By Gibran Khalil
BERKELEY, CA – Nine Berkeley Law Groups—Berkeley Law Students for Justice in Palestine, Berkeley Law Muslim Student Association, Middle Eastern and North African (MENA) Law Students Association, Womxn of Color Collective, Asian Pacific American Law Students Association, Queer Caucus, Community Defense Project, Women of Berkeley Law, and Law Students of African Descent—agreed to adopt a pro-BDS (Boycott, Divestment, and Sanctions) bylaw refusing to support Israeli apartheid and to exhibit a commitment to Palestinian peoples on campus and at large.
The bylaw indicates that the club “includes a Palestine-centered and de-colonial approach to holding club activities,” including the omission of Zionist speakers and events that promote Zionism and public stipulation of anti-racism and anti-settler colonialism. While supporters of the measures hold they are important for the safety and security of Palestinian students, in the last few weeks the groups have faced backlash and threats for their stance, with claims that their anti-Zionism equates to anti-semitism.
The response from the Berkeley Law Faculty has been restrained. The faculty released a statement defending students’ right to free speech yet condemning the groups for anti-Zionism, which they believe goes against a core component of Jewish identity. Furthermore, supporters of Zionism like Noa Tishby have come to campus and released viral videos like this one looking to question pro-Palestinian students on their stance without addressing the issue that was most central to the establishment of the bylaws—apartheid in Israel.
Multiple anonymous students from the law groups who signed the bylaws have also noted a double standard in the school’s response. The students in these groups have faced death threats over email, sexual assault threats, and threats to employment from various companies should they continue to support Palestine publicly. Many students, especially student leaders, are also getting threatened by name, as pro-Zionist students have used Callink (the UC Berkeley student organization database) to look up the members of the organization and dox them, which is illegal in California.

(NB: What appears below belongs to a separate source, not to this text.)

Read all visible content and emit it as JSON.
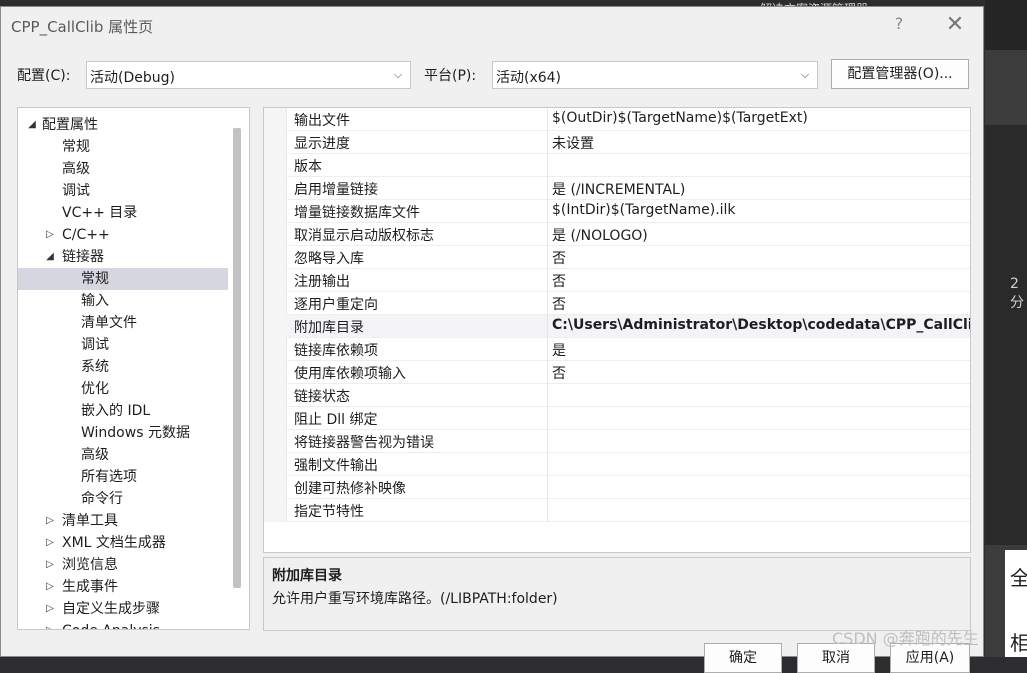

Such action has forced some students to leave their clubs and remove all affiliations with pro-Palestinian stances for fear of losing employment and other opportunities. The students of these groups have been extremely clear on their stance: they are not prohibiting speakers on the basis of race, religion, or sexual orientation, but based on pro-Israel viewpoints that can be extremely harmful to Palestinian students.
Furthermore, anonymous sources have stated that Jewish students and organizations themselves have expressed support for the bylaws, furthering the argument that the bylaws are not religious/racial discrimination but a condemnation of colonialism. Thus, these students have noted that the dean has seemingly denounced their stance on Israel but claimed their access to free speech, and then also inadequately addressed the harassment these students have faced in the first place.
This is not the first time the issue of Israeli apartheid has manifested on Berkeley’s campus. CAIR (Council on American-Islamic Relations) noted that in 2020, there were multiple instances of harassment and abuse towards pro-Palestinian voices on campus. In a February 2020 statement, Bears for Palestine wrote “in the past week, a hijabi woman was spat on, and another had her hijab torn off her head. A Black student was attacked with urine, another student was followed home, another was called a ‘terrorist sympathizer.’” At an ASUC meeting regarding censorship, “a Palestinian student who spoke during the public comment session was spit on while giving a campus tour to Yemeni students from an Oakland high school. In the ensuing weeks, the student felt unsafe walking on campus.”
Another Palestinian student was told by an ASUC senator that the senator would “personally make sure that she was added to the blacklisting site Canary Mission. As a result, she was unable to participate in the public comments for fear of being recorded and doxed, and in the ensuing weeks, the student had difficulty sleeping and experienced nightmares of her family being doxed, getting hurt, and no longer being allowed to visit family in Palestine.” An anonymous student at an ASUC meeting in February told students that he plans “after [he] graduates, on joining the IDF to eliminate Palestinian nationalism and Palestinians from the world.” These are only a handful of instances of stress, harassment, and violence that have been reported.
The adoption of the bylaws remains a contentious issue at the UC Berkeley campus, and it remains to be seen whether and how the university will uphold the safety of Palestinian students as it relates to the student community as a whole.
Gibran is a senior at UC Berkeley studying Political Science and Ethnic Studies. He is originally from the Los Angeles area, and enjoys watching and playing soccer, listening to music, and discovering new food spots in his free time